“I’m feeling anxious about the changes I am currently experiencing and/or anticipating. Your patience is appreciated.”
It’s mid-August, and everywhere we look, these three little words - back to school - scream at us, inspiring a range of emotion from Christmas Day Anticipation to Root Canal Dread.
Teachers will not turn on their televisions, look at newspaper flyers or listen to the radio. They avert their eyes when they see billboards or bus panels. They stick their fingers in their ears and sing la-la-la at the top of their lungs if they hear the S-word. They avoid Staples and Wal-Mart. Social Media is a mine field. Teachers are running around frantically trying to finish (or start) all the things they wanted to do with their glorious summer. When they tire from the running in circles, they lay in the hammock pretending they are not laying out lesson plans in their heads.
Meanwhile, parents are studying their hand-made calendars of August with an interesting tingling sensation. While the bright paper is scuffed, spilled-on, and dog-eared, it is still legible. The kids’ activities are strategically placed every few days to keep time moving quickly. The most prominent feature of this calendar is the Countdown. Parents are planning The Shopping Day. They have a nearly illegible list that spent the summer in the couch cushions, and they are trying to figure out how many colours are necessary in a crayon pack. Eight? Twelve? Twenty? Are there actually 64 different colours??
They may also have re-negotiated their mortgage to finance The Shopping Day.
They are already making fall survival plans with other parents. Most plans include alcohol. They think of their child’s teacher with a strange combination of loathing and longing.

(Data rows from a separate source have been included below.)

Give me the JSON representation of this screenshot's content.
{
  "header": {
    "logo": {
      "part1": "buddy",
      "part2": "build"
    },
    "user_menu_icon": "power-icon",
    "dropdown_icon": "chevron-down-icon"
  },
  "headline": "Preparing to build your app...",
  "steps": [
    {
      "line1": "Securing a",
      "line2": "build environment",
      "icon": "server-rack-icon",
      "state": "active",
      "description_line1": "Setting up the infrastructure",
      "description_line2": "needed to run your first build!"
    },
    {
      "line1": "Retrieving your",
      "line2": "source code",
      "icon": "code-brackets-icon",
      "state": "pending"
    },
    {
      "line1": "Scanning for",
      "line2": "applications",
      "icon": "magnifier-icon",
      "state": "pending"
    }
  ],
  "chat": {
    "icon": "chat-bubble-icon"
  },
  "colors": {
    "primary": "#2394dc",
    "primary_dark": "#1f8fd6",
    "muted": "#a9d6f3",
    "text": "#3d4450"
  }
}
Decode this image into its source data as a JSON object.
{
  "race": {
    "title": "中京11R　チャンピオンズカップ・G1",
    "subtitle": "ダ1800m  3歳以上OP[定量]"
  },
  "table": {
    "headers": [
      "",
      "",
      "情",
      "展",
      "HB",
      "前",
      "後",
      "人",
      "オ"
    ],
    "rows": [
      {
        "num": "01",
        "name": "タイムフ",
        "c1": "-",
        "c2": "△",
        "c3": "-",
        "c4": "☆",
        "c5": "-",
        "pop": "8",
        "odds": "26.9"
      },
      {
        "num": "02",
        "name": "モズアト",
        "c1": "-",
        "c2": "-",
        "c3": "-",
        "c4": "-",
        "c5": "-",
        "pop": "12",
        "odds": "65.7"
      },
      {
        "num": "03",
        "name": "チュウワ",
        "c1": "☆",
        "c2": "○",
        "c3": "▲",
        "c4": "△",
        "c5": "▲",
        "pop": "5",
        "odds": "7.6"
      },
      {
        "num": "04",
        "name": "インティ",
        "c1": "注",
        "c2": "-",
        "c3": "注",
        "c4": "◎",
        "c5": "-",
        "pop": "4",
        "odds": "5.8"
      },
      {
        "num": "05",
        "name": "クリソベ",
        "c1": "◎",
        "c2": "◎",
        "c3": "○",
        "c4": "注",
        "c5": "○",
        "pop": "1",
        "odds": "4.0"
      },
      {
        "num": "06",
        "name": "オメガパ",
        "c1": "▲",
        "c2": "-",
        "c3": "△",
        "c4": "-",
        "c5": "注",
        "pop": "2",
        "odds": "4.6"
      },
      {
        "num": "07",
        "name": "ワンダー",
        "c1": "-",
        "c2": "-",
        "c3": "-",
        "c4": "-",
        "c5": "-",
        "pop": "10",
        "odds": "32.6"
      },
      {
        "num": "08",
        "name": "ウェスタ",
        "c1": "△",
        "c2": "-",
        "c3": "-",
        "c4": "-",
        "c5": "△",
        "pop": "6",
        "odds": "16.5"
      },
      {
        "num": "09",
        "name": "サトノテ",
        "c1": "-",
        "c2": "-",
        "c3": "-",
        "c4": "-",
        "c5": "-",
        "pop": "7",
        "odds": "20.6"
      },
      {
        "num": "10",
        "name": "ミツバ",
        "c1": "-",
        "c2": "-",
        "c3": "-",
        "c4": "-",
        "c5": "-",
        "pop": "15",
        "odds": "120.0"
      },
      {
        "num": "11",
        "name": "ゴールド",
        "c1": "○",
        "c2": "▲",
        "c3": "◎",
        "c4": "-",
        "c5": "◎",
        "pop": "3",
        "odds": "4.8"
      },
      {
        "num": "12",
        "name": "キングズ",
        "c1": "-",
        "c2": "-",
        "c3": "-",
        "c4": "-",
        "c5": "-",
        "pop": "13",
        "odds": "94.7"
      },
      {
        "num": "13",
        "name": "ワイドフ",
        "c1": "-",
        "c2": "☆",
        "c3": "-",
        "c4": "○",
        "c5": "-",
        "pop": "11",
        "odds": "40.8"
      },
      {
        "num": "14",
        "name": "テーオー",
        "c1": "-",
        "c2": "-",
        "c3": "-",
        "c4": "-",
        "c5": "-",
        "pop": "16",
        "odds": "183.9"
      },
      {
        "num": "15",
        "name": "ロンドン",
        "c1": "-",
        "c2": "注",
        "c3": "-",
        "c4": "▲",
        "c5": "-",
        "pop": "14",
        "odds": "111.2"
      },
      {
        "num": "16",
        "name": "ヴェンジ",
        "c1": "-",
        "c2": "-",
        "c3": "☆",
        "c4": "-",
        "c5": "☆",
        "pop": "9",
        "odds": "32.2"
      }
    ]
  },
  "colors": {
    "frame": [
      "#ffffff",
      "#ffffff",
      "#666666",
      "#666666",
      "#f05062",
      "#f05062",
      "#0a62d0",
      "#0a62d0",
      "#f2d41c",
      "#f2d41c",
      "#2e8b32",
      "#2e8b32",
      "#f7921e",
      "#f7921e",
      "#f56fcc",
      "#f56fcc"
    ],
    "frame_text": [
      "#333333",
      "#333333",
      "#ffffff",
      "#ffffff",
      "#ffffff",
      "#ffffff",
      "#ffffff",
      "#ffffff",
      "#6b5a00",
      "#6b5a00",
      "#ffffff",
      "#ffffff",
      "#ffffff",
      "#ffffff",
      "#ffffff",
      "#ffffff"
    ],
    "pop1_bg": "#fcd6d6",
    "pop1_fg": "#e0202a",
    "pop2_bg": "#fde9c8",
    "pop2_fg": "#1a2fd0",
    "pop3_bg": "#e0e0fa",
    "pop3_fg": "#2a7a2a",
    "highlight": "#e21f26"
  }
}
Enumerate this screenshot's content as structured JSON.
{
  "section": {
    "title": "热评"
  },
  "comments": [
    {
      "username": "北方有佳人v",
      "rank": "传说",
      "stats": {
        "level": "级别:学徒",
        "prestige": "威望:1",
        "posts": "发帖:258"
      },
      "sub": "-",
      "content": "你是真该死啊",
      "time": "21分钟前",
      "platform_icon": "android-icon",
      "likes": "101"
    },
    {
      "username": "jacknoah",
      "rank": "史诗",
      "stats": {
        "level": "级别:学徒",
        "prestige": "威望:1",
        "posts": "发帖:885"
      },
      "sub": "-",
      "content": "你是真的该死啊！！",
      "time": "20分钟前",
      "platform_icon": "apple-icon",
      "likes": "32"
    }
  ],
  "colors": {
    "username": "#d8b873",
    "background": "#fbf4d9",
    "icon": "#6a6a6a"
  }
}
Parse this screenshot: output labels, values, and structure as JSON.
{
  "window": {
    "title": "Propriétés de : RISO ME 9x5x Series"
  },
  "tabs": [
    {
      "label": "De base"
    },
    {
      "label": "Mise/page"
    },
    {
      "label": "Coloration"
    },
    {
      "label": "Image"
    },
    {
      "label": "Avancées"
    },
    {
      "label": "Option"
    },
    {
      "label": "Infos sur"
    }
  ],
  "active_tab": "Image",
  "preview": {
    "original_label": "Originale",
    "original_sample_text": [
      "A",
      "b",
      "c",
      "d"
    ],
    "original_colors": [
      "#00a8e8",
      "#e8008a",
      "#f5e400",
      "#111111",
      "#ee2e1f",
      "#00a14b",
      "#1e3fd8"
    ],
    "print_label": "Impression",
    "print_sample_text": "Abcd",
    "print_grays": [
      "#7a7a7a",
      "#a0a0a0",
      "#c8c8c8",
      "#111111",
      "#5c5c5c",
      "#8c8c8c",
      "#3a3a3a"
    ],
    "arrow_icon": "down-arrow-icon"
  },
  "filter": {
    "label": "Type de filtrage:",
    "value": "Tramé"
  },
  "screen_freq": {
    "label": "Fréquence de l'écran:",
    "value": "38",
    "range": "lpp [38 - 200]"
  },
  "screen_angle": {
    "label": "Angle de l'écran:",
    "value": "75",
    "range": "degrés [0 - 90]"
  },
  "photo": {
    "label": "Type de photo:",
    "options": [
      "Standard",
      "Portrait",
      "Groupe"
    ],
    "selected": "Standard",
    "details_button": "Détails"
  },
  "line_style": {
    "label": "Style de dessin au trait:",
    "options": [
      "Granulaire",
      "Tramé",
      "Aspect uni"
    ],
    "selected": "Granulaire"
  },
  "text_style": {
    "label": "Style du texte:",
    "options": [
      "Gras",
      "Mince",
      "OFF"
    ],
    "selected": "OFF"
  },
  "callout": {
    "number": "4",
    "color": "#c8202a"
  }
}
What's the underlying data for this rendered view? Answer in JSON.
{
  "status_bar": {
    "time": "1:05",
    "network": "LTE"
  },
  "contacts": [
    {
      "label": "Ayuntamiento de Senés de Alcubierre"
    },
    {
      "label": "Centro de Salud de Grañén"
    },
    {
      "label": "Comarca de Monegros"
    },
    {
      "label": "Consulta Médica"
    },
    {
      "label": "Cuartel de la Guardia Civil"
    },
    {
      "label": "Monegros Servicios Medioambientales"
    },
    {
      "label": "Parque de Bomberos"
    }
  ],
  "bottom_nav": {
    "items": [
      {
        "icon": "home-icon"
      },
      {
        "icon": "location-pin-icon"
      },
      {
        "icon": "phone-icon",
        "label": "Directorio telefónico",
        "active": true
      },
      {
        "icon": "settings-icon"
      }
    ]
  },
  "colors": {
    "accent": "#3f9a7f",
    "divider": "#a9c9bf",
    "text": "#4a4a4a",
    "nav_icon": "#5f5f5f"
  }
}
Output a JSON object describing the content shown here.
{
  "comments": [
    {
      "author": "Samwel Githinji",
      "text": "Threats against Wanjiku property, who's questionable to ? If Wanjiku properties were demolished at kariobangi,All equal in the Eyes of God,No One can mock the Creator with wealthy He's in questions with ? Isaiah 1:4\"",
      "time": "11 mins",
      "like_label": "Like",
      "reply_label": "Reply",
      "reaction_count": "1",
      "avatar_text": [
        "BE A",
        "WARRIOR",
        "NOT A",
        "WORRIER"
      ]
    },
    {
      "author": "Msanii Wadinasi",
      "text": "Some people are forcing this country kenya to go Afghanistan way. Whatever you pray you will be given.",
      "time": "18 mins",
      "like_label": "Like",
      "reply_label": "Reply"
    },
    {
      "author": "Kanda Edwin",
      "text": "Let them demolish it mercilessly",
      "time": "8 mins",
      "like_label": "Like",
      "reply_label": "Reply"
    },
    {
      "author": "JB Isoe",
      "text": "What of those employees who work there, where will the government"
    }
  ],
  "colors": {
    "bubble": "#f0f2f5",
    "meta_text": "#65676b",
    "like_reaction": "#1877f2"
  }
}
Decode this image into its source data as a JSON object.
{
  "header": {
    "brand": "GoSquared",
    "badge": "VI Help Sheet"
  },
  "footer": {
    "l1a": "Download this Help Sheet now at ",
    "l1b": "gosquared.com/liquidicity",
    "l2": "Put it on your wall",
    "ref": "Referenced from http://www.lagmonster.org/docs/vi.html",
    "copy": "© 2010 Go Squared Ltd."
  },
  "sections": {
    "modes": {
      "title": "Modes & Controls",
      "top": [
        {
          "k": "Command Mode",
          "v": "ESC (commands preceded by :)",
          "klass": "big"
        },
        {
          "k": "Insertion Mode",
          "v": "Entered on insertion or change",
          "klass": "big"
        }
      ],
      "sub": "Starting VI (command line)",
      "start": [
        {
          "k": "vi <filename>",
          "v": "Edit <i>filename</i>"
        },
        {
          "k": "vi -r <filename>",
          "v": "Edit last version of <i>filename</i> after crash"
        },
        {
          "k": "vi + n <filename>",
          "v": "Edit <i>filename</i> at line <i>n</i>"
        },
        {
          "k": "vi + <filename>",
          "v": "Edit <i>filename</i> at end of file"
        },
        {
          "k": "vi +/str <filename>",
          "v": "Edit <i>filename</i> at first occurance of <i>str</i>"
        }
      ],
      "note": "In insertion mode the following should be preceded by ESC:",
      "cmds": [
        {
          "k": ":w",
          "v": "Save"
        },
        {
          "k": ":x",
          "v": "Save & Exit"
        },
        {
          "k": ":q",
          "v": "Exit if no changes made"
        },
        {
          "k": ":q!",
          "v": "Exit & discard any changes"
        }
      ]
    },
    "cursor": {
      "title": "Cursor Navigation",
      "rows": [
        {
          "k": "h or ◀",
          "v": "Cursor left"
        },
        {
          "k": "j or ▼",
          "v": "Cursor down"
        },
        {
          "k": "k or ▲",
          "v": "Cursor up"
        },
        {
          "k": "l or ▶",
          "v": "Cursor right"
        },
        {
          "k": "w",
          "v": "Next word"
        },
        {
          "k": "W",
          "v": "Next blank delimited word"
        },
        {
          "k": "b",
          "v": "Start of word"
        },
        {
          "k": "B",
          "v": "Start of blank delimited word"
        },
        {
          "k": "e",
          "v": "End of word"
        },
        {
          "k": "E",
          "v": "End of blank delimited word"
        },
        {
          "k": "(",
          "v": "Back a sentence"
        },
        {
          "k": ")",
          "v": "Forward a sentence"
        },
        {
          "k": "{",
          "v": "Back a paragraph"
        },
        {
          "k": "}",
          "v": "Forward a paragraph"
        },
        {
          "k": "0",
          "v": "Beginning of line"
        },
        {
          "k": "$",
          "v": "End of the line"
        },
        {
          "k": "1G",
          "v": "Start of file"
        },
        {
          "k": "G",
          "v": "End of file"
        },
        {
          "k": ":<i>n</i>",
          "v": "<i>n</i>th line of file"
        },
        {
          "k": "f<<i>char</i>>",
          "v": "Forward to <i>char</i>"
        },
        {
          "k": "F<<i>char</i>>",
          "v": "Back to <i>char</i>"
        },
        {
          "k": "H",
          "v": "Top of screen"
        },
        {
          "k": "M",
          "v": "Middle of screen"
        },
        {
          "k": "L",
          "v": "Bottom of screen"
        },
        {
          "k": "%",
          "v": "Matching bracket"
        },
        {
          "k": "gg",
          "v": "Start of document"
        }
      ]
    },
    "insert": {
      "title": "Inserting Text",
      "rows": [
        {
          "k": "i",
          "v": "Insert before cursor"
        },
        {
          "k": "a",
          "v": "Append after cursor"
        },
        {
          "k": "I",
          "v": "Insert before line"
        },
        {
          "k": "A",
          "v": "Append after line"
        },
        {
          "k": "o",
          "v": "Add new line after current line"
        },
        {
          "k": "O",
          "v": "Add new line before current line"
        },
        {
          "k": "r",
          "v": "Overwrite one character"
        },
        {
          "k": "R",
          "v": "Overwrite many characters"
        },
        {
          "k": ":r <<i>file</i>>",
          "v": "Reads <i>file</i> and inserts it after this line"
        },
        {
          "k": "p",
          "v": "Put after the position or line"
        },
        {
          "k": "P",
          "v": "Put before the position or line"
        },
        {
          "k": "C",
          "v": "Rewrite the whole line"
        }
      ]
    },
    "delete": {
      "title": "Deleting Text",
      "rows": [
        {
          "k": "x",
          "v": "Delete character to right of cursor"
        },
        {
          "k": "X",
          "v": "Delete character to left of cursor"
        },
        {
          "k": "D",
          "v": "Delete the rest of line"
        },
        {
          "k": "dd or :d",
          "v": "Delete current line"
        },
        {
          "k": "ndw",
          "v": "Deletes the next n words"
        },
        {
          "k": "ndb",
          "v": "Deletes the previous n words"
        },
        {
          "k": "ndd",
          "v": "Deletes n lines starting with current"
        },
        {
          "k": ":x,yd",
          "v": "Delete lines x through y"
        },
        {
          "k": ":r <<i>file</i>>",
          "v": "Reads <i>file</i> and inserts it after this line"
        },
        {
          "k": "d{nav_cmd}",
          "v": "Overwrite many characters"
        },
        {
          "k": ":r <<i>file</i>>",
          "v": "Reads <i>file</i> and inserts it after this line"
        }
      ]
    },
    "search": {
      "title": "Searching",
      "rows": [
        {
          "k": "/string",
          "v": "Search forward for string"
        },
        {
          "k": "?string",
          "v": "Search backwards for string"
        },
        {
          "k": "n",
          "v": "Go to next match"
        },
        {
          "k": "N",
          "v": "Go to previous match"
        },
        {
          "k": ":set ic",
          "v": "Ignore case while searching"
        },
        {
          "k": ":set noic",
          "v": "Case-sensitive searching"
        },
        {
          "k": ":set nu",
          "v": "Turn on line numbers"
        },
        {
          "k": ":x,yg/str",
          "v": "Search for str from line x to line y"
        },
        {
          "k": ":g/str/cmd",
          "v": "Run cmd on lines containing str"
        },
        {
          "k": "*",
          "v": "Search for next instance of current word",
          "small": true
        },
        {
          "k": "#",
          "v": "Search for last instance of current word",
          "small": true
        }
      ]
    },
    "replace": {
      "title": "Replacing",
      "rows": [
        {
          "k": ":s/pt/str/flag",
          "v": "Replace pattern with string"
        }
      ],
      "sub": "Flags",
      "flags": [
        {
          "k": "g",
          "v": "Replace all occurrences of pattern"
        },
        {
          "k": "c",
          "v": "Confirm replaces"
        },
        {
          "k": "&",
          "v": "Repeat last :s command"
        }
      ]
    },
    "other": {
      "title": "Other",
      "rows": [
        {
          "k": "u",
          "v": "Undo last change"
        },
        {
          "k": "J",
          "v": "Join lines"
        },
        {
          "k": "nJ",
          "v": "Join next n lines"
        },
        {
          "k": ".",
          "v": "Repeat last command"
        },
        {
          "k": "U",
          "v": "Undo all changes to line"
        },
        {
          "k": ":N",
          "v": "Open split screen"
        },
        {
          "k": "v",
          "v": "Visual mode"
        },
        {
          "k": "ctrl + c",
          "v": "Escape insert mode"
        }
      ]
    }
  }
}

The kids are vacillating wildly between a desperate need to get in as much fun as possible, and complete boredom. They are over-stimulated and over-tired. They are sick of summer and want to go back to school tomorrow. They don’t want the summer to end, ever. They miss their friends. They are so sick of their friends. They have stuff to do. They don’t want to do anything. They are still planning to get in shape this summer. They just spent their allowance on a box of fudgesicles.
Some people in this scenario have a vague idea of what September will look like. Some have no idea. New school. New class. New kids. New teacher. The fall transition is stressful for everyone. There are certainly ways to ease the transition – talking about it, most importantly – and beginning to shift routines gradually. But most of all, being gentle with each other.
Managing our own feelings and stresses as the adults is enough of a job. But understanding that your child or student is acting out because of transition stress, takes real concentration and compassion. Children rarely say, “I’m feeling anxious about the changes I am currently experiencing and/or anticipating.”
But that is probably exactly what they mean with every outburst, tantrum, and rude rejoinder. That’s always the trick: seeing beyond the behavior to the feelings that are fueling it. We all try to do this consistently as parents and as educators, and we all fail. So, we say sorry when necessary and we try again. Be gentle with each other. Be especially gentle with yourself. Have a great autumn, everyone.
Monica Nawrocki -